02 March 2017
Author Helen Ellis has many strings to her bow, novelist, World Tour poker player and (previously anonymous) social commentator on Twitter. Her latest book, American Housewife is based on her successful Twitter account of the same name.
It is a collection of 12 short stories which focus on a range of eccentric characters: two tenants in an apartment block who communicate only in increasingly volatile emails, a struggling writer participating in a reality TV show, an anxious wife who fears a customer may seduce her husband, an expert bra-fitter, a woman who helps child beauty pageant queens escape from pushy parents. Each story casts light and shade on different aspects of female frustration, anger, and sometimes madness. And it’s funny. Margaret Atwood said it’s the book that has made her cackle the most this year. A fitting endorsement from the author of many dark portraits of female psyche in the 1980s.

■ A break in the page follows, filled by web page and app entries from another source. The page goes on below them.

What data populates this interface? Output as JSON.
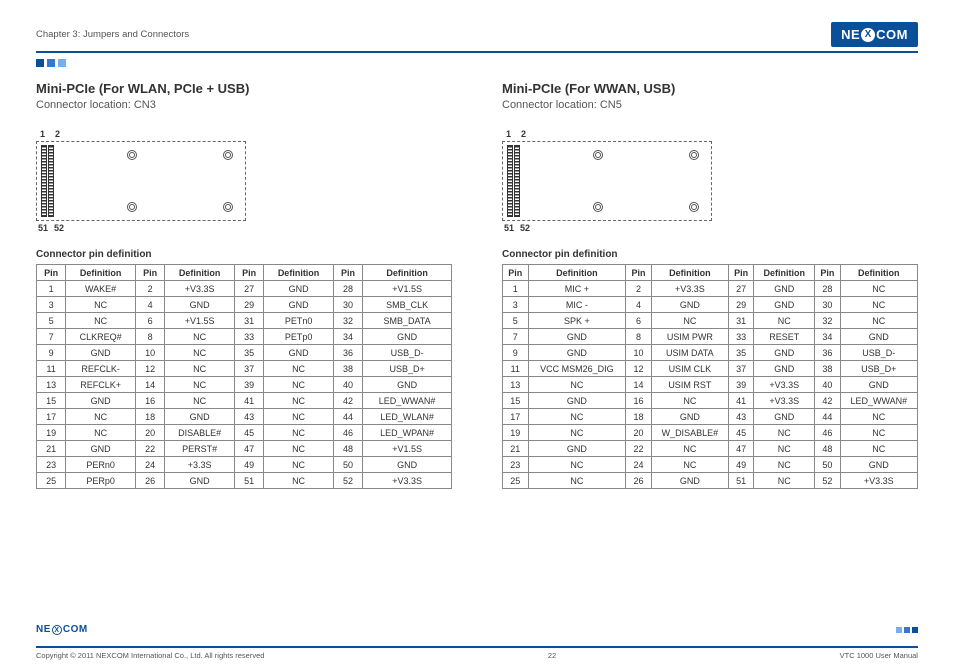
{
  "header": {
    "chapter": "Chapter 3: Jumpers and Connectors",
    "logo_pre": "NE",
    "logo_x": "X",
    "logo_post": "COM"
  },
  "squares": [
    "#0a4f9a",
    "#2f7bd4",
    "#6fb2ef"
  ],
  "left": {
    "title": "Mini-PCIe (For WLAN, PCIe + USB)",
    "sub": "Connector location: CN3",
    "diag_top": [
      "1",
      "2"
    ],
    "diag_bot": [
      "51",
      "52"
    ],
    "table_caption": "Connector pin definition",
    "headers": [
      "Pin",
      "Definition",
      "Pin",
      "Definition",
      "Pin",
      "Definition",
      "Pin",
      "Definition"
    ],
    "rows": [
      [
        "1",
        "WAKE#",
        "2",
        "+V3.3S",
        "27",
        "GND",
        "28",
        "+V1.5S"
      ],
      [
        "3",
        "NC",
        "4",
        "GND",
        "29",
        "GND",
        "30",
        "SMB_CLK"
      ],
      [
        "5",
        "NC",
        "6",
        "+V1.5S",
        "31",
        "PETn0",
        "32",
        "SMB_DATA"
      ],
      [
        "7",
        "CLKREQ#",
        "8",
        "NC",
        "33",
        "PETp0",
        "34",
        "GND"
      ],
      [
        "9",
        "GND",
        "10",
        "NC",
        "35",
        "GND",
        "36",
        "USB_D-"
      ],
      [
        "11",
        "REFCLK-",
        "12",
        "NC",
        "37",
        "NC",
        "38",
        "USB_D+"
      ],
      [
        "13",
        "REFCLK+",
        "14",
        "NC",
        "39",
        "NC",
        "40",
        "GND"
      ],
      [
        "15",
        "GND",
        "16",
        "NC",
        "41",
        "NC",
        "42",
        "LED_WWAN#"
      ],
      [
        "17",
        "NC",
        "18",
        "GND",
        "43",
        "NC",
        "44",
        "LED_WLAN#"
      ],
      [
        "19",
        "NC",
        "20",
        "DISABLE#",
        "45",
        "NC",
        "46",
        "LED_WPAN#"
      ],
      [
        "21",
        "GND",
        "22",
        "PERST#",
        "47",
        "NC",
        "48",
        "+V1.5S"
      ],
      [
        "23",
        "PERn0",
        "24",
        "+3.3S",
        "49",
        "NC",
        "50",
        "GND"
      ],
      [
        "25",
        "PERp0",
        "26",
        "GND",
        "51",
        "NC",
        "52",
        "+V3.3S"
      ]
    ]
  },
  "right": {
    "title": "Mini-PCIe (For WWAN, USB)",
    "sub": "Connector location: CN5",
    "diag_top": [
      "1",
      "2"
    ],
    "diag_bot": [
      "51",
      "52"
    ],
    "table_caption": "Connector pin definition",
    "headers": [
      "Pin",
      "Definition",
      "Pin",
      "Definition",
      "Pin",
      "Definition",
      "Pin",
      "Definition"
    ],
    "rows": [
      [
        "1",
        "MIC +",
        "2",
        "+V3.3S",
        "27",
        "GND",
        "28",
        "NC"
      ],
      [
        "3",
        "MIC -",
        "4",
        "GND",
        "29",
        "GND",
        "30",
        "NC"
      ],
      [
        "5",
        "SPK +",
        "6",
        "NC",
        "31",
        "NC",
        "32",
        "NC"
      ],
      [
        "7",
        "GND",
        "8",
        "USIM PWR",
        "33",
        "RESET",
        "34",
        "GND"
      ],
      [
        "9",
        "GND",
        "10",
        "USIM DATA",
        "35",
        "GND",
        "36",
        "USB_D-"
      ],
      [
        "11",
        "VCC MSM26_DIG",
        "12",
        "USIM CLK",
        "37",
        "GND",
        "38",
        "USB_D+"
      ],
      [
        "13",
        "NC",
        "14",
        "USIM RST",
        "39",
        "+V3.3S",
        "40",
        "GND"
      ],
      [
        "15",
        "GND",
        "16",
        "NC",
        "41",
        "+V3.3S",
        "42",
        "LED_WWAN#"
      ],
      [
        "17",
        "NC",
        "18",
        "GND",
        "43",
        "GND",
        "44",
        "NC"
      ],
      [
        "19",
        "NC",
        "20",
        "W_DISABLE#",
        "45",
        "NC",
        "46",
        "NC"
      ],
      [
        "21",
        "GND",
        "22",
        "NC",
        "47",
        "NC",
        "48",
        "NC"
      ],
      [
        "23",
        "NC",
        "24",
        "NC",
        "49",
        "NC",
        "50",
        "GND"
      ],
      [
        "25",
        "NC",
        "26",
        "GND",
        "51",
        "NC",
        "52",
        "+V3.3S"
      ]
    ]
  },
  "footer": {
    "copyright": "Copyright © 2011 NEXCOM International Co., Ltd. All rights reserved",
    "page": "22",
    "manual": "VTC 1000 User Manual"
  }
}
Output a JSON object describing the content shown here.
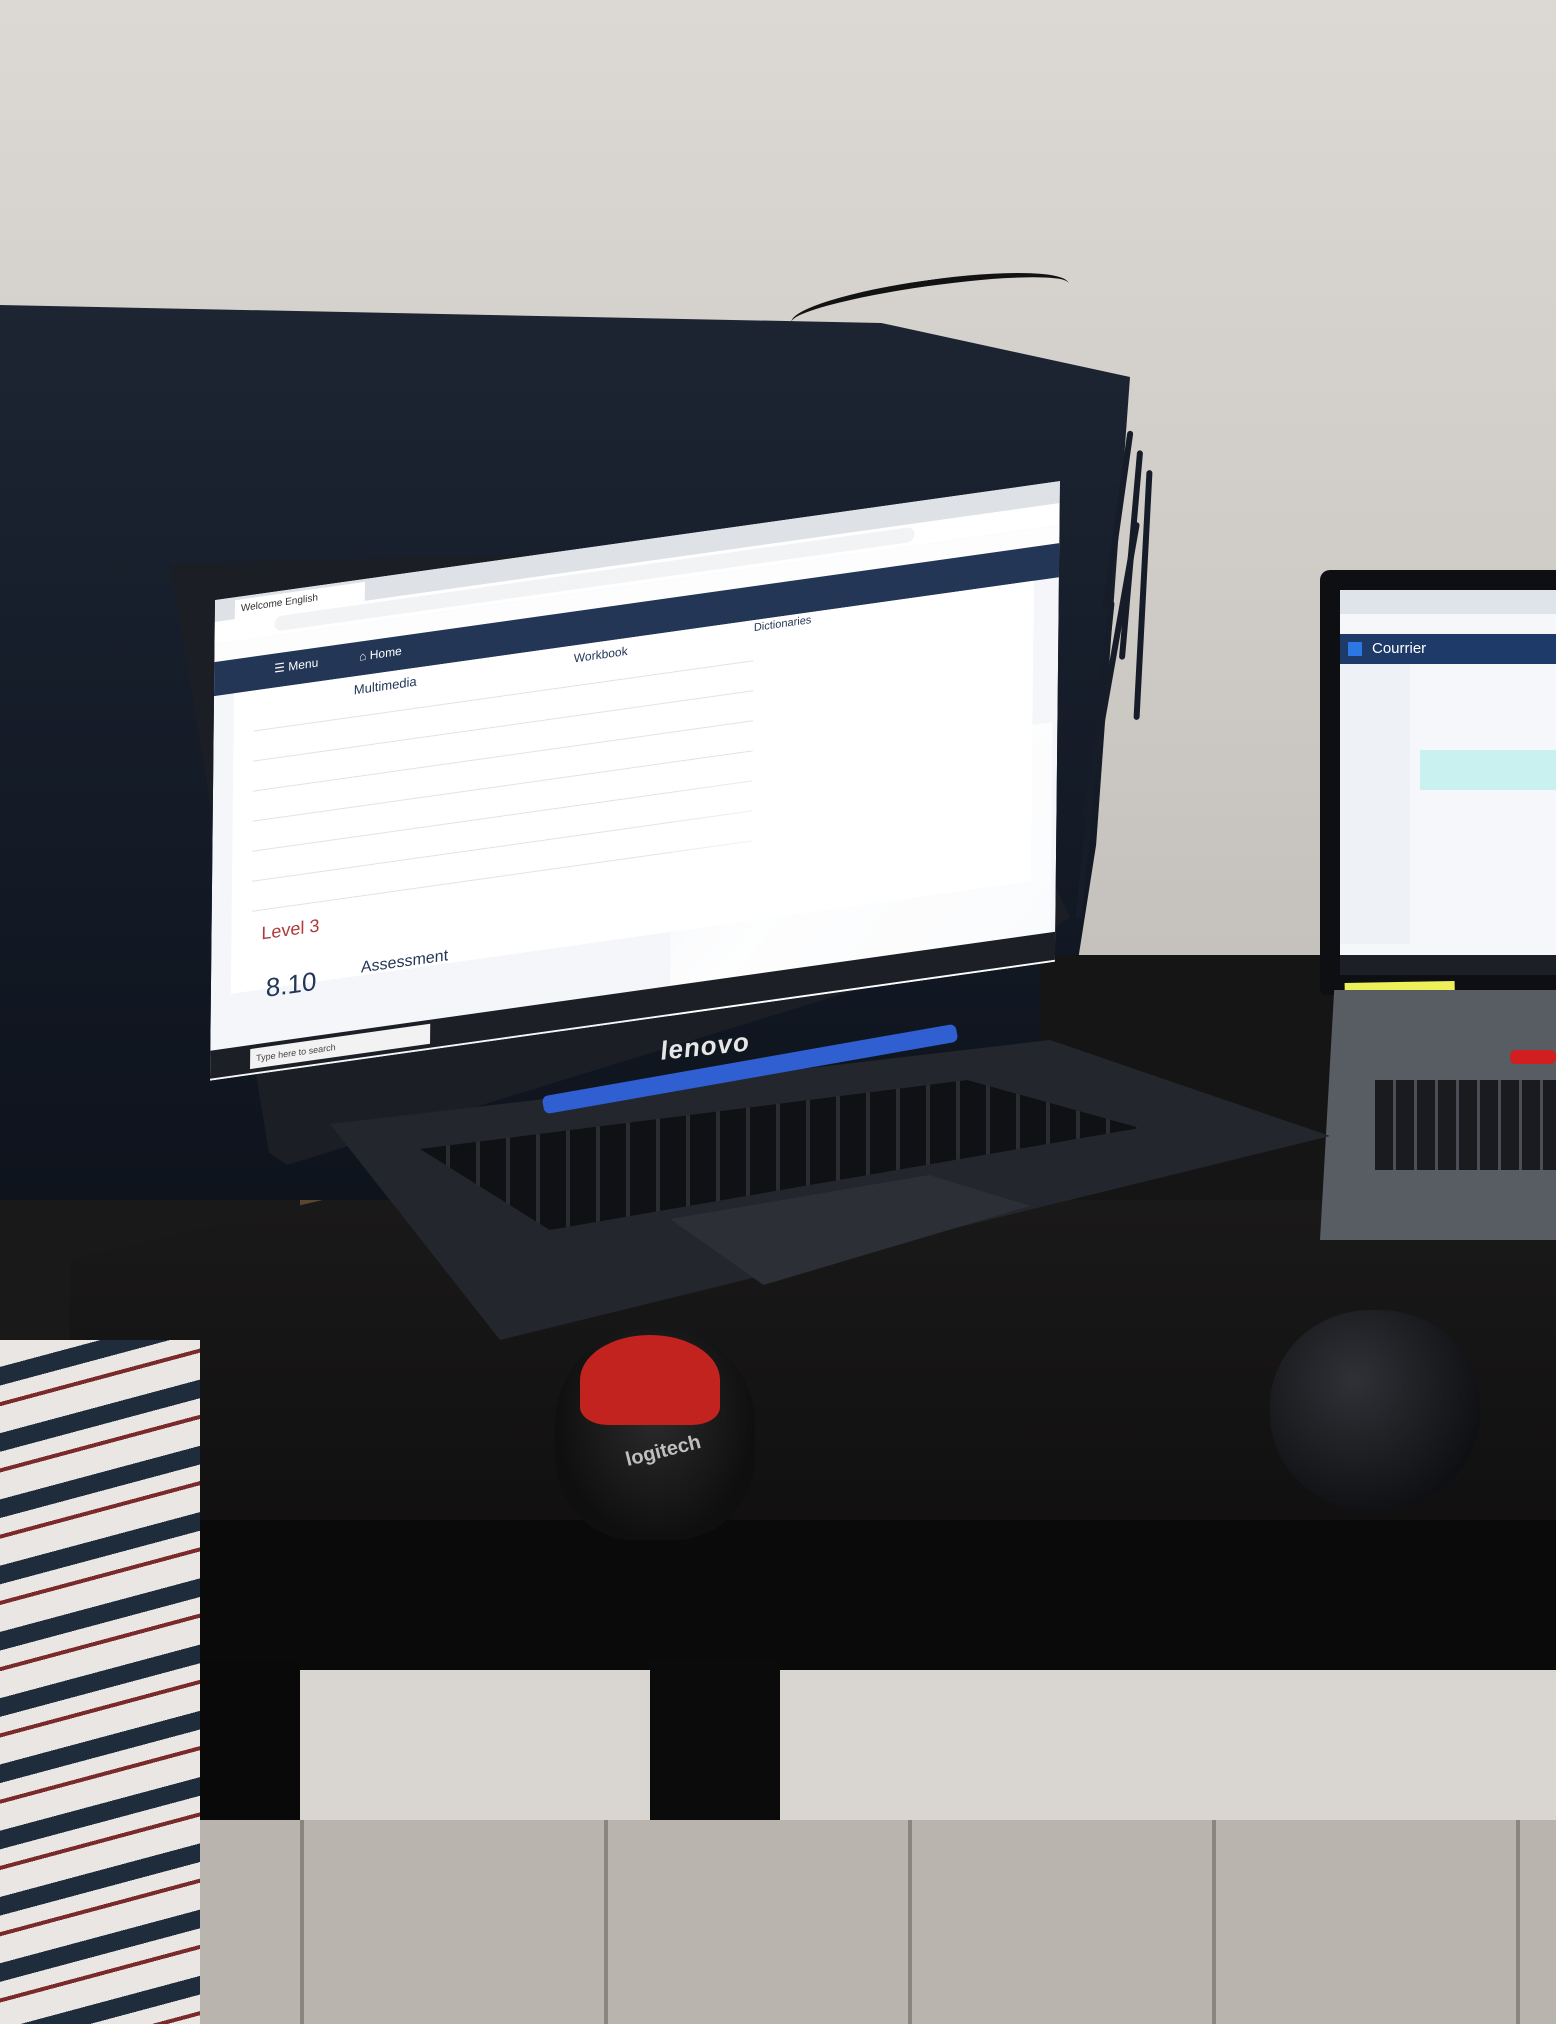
{
  "scene": {
    "left_laptop": {
      "brand": "lenovo",
      "browser": {
        "active_tab": "Welcome English",
        "nav": {
          "menu": "☰ Menu",
          "home": "⌂ Home"
        },
        "tabs": [
          "Multimedia",
          "Workbook",
          "Dictionaries"
        ],
        "level": "Level 3",
        "score": "8.10",
        "section": "Assessment",
        "search_placeholder": "Type here to search"
      }
    },
    "right_laptop": {
      "app_title": "Courrier"
    },
    "mouse_left": {
      "brand": "logitech",
      "accent_color": "#c3231f"
    },
    "mouse_right": {
      "color": "#111214"
    }
  }
}
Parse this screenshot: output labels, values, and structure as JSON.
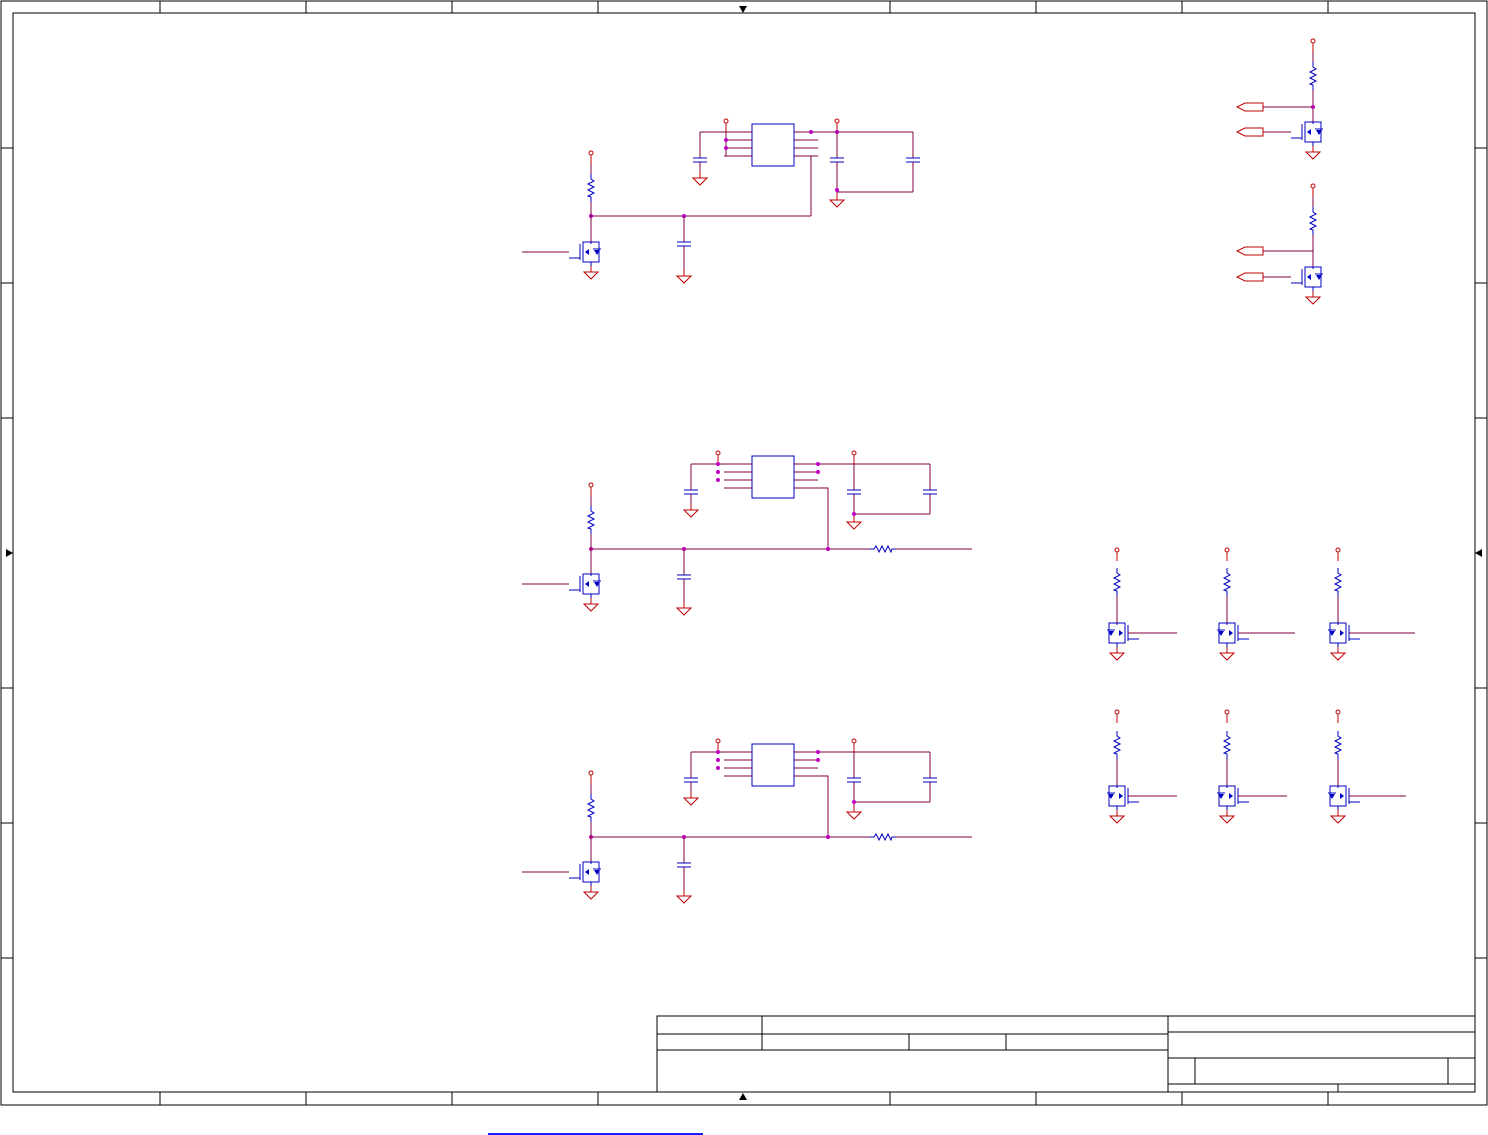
{
  "document": {
    "type": "schematic-sheet",
    "frame_color": "#000000",
    "wire_color": "#800040",
    "power_color": "#c00000",
    "component_color": "#0000c0",
    "junction_color": "#c000c0",
    "link_color": "#1a1aff"
  },
  "title_block": {
    "cells": []
  },
  "icons": {
    "mosfet": "mosfet-icon",
    "resistor": "resistor-icon",
    "capacitor": "capacitor-icon",
    "ground": "ground-icon",
    "power": "power-port-icon",
    "ic": "ic-chip-icon",
    "port": "port-arrow-icon"
  }
}
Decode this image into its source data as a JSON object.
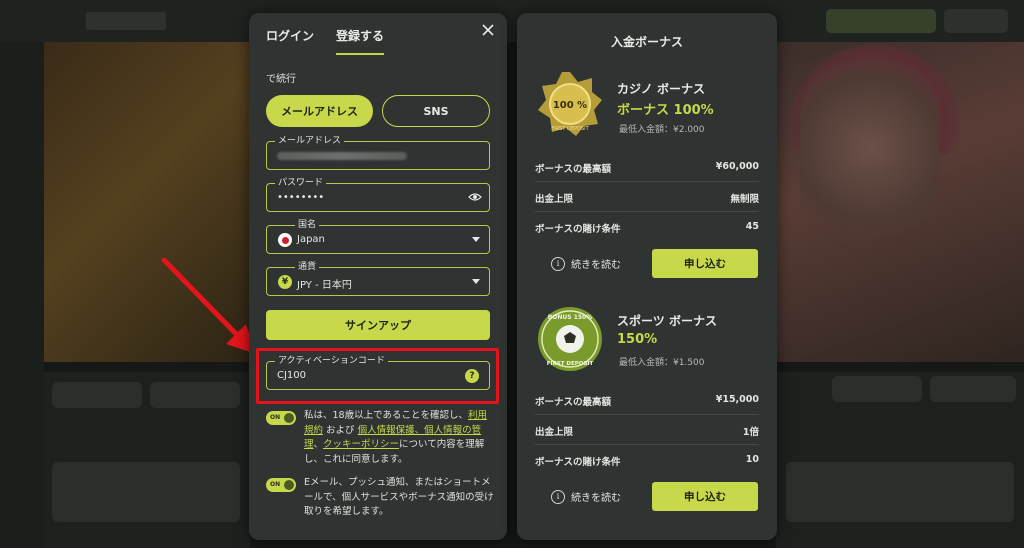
{
  "login": {
    "tabs": {
      "login": "ログイン",
      "register": "登録する"
    },
    "continue_label": "で続行",
    "method_email": "メールアドレス",
    "method_sns": "SNS",
    "email_legend": "メールアドレス",
    "password_legend": "パスワード",
    "password_value": "••••••••",
    "country_legend": "国名",
    "country_value": "Japan",
    "currency_legend": "通貨",
    "currency_symbol": "¥",
    "currency_value": "JPY - 日本円",
    "signup_label": "サインアップ",
    "activation_legend": "アクティベーションコード",
    "activation_value": "CJ100",
    "help_symbol": "?",
    "toggle_on_label": "ON",
    "consent1": {
      "pre": "私は、18歳以上であることを確認し、",
      "link_terms": "利用規約",
      "and": " および ",
      "link_privacy": "個人情報保護、個人情報の管理",
      "comma": "、",
      "link_cookie": "クッキーポリシー",
      "post": "について内容を理解し、これに同意します。"
    },
    "consent2": "Eメール、プッシュ通知、またはショートメールで、個人サービスやボーナス通知の受け取りを希望します。"
  },
  "bonus": {
    "title": "入金ボーナス",
    "casino": {
      "name": "カジノ ボーナス",
      "percent": "ボーナス 100%",
      "min_deposit": "最低入金額：¥2.000",
      "badge_text": "100 %",
      "badge_sub": "FIRST DEPOSIT",
      "rows": [
        {
          "label": "ボーナスの最高額",
          "value": "¥60,000"
        },
        {
          "label": "出金上限",
          "value": "無制限"
        },
        {
          "label": "ボーナスの賭け条件",
          "value": "45"
        }
      ],
      "read_more": "続きを読む",
      "apply": "申し込む"
    },
    "sports": {
      "name": "スポーツ ボーナス",
      "percent": "150%",
      "min_deposit": "最低入金額：¥1.500",
      "badge_top": "BONUS 150%",
      "badge_bottom": "FIRST DEPOSIT",
      "rows": [
        {
          "label": "ボーナスの最高額",
          "value": "¥15,000"
        },
        {
          "label": "出金上限",
          "value": "1倍"
        },
        {
          "label": "ボーナスの賭け条件",
          "value": "10"
        }
      ],
      "read_more": "続きを読む",
      "apply": "申し込む"
    },
    "info_symbol": "i"
  },
  "colors": {
    "accent": "#c7d84a",
    "highlight_frame": "#e3141b",
    "panel": "#2f3331"
  }
}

As a poker player, Ellis has likened writing a novel “the same kind of hubris as walking into a room of 100 poker-playing men and thinking, ‘I’m going to outlast all of you.’” Poker is usually a career picked up by men, but Ellis is a prime example that more women are making it as poker players. And she certainly has outlasted a few men on the circuit – in 2012 she played at the World Poker Tour, made the top three tables and took home about $17k.
So, does Ellis represent an evolution in the classic trope of an American housewife – the woman at home, whose desires and frustrations pulse just below the surface of social respectability? Let’s take the first story in her collection, “What I Do All Day”. This is drawn almost entirely from Ellis’ Twitter feed. She explained in a recent interview to the British Guardian: “Reading two years of that stream I saw how it was the story of a weird, happy Mrs. Dalloway, who doesn’t kill herself at the end. I taught myself a new way to write. I find stories now by paying attention to patterns in what I am tweeting. I was tweeting a lot about book clubs, so I wrote a story about that. I tweet about my cats and so that was a story too.” She adds: “I am an old-school lady. I hate to see young women hunched like crows over their telephones in restaurants. A lot of my tweets are addressed to such young ladies.”
But Ellis’s portrait of femininity in 2017 is far from old school. For instance, in the first story she writes: “Inspired by Beyoncé, I stallion-walk to the toaster… I weep because I am lucky enough to have a drawer just for glitter. I shred cheese. I berate a pickle jar. I pump the salad spinner like a CPR dummy.”
Later, in “Hello! Welcome to Book Club”, Ellis portrays a complicated group of Alpha women who are connected by their enormous wealth… and, we later discover, by their fertility issues. Meanwhile, later stories follow even more identifiable tropes of the “modern” American woman. The narrator in “How to Be a Patron of the Arts”, is a self-doubting writer, who has convinced herself she is a failure. But Ellis isn’t interested in exploring whether or not that is true – instead asking whether the character will ever come to terms with herself and her life.
And it is that which marks Ellis’s work as an evolution in the tradition of feminist writing. She is less concerned with matters of external equality and the position of women in society – and more concerned with the internal issues of self-acceptance, self-worth and self-positioning of “housewives”.
This masterful book reveals more about ourselves than you might bargain for. As a female reader, one moment you’ll be laughing at a character, before suddenly recognizing yourself in her. It’s dark, comic, and all-round excellent.